  • 18. The perspective of morality is primarily represented by the “ash valley” in the dirty avenuesheading New York. In the Chapter 2, Nick Carraway describes it as a desolate and poverty-stricken placewhere ashes turn to houses and later turn to dismal people. The place is fundamentally seen at the middleof Long Island and New York which symbolically represents the odor or the degradation of the people’sattitudes. The characters are mainly the representatives of their social class and therefore what is true tothem is also true to most of the people on the same class. In the context of Tom, his values diminish whenhe makes an extra-marital affair with Myrtle Wilson. On the other hand, Daisy has been really fond of thecomforts that money has to offer. She fakes herself the real use of money and becomes excessively drawnto everything as long as it gives her money. Chapter 2 also mentioned about Dr. E.J. Eckleburg whose eyes are protruding and large and itseemingly stares at you intently. Daisy spoke something about advertisement and it actually tells that hiseyes are looking toward them representing the eyes of the critic. The doctor’s eyes seemingly scorn them.On the other hand, it was seen as the eyes of God in the last chapter’s when George Wilson caught theglint of its eyes. He told himself that God wants a revenge leading him to shoot Jay Gatsby and heafterwards.
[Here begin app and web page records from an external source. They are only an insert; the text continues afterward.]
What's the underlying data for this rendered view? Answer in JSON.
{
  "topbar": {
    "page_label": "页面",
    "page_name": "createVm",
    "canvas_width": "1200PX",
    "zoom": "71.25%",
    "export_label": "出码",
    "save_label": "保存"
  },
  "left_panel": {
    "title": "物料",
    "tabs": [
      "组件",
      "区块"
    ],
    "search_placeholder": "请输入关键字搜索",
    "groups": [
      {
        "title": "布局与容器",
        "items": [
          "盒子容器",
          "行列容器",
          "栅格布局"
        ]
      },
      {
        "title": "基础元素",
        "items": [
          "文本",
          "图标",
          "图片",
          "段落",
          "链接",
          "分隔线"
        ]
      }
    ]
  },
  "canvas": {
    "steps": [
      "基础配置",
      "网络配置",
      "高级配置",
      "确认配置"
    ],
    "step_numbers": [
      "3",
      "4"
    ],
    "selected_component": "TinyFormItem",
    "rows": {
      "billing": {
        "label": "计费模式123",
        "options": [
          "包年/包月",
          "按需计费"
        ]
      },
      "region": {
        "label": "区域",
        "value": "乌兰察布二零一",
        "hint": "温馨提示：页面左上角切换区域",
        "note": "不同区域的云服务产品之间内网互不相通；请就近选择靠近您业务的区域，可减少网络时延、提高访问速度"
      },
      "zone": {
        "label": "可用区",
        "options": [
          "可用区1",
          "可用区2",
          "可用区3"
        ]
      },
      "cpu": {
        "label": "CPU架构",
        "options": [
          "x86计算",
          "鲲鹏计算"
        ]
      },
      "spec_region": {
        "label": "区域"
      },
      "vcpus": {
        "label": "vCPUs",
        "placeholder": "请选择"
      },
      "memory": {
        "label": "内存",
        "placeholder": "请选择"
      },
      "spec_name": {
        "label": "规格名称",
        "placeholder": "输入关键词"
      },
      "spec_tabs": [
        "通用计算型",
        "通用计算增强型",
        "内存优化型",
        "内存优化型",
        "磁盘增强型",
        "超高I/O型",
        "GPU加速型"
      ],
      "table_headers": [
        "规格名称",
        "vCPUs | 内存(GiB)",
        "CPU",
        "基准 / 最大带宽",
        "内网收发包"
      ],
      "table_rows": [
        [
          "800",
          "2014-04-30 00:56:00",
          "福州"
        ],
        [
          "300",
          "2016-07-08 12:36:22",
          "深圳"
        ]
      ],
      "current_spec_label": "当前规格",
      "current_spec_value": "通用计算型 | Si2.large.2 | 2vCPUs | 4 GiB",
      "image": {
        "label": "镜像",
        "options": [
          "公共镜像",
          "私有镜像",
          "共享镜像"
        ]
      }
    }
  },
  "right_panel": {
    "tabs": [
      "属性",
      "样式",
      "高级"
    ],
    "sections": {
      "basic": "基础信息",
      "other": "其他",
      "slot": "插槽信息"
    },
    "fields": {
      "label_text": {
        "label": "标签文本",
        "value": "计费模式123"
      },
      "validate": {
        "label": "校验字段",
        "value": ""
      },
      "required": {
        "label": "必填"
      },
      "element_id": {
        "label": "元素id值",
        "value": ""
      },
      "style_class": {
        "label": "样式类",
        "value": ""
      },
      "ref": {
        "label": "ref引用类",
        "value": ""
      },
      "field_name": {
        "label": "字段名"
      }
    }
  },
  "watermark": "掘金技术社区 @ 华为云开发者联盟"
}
  • 19. Conclusion: The Great Gatsby reflects the prevalence of the spirit of the profound change that happened inAmerica. The characters, on one hand, are representation of differing social classes and how they livetheir respective lives. The pursuit for American Dream is also mirrored through Jay Gatsby. The societalstructure that hovers around the story is very pronounced. Remarkably, the way F. Scott Fitzgerald did itwas indeed comprehensible. It gives one an indispensable knowledge about the historical milieu that wasprevalent during the roaring twenties.
  • 20. WORKS CITEDwww.academicamerican.com/twentiesdepww2/topics/twenties.html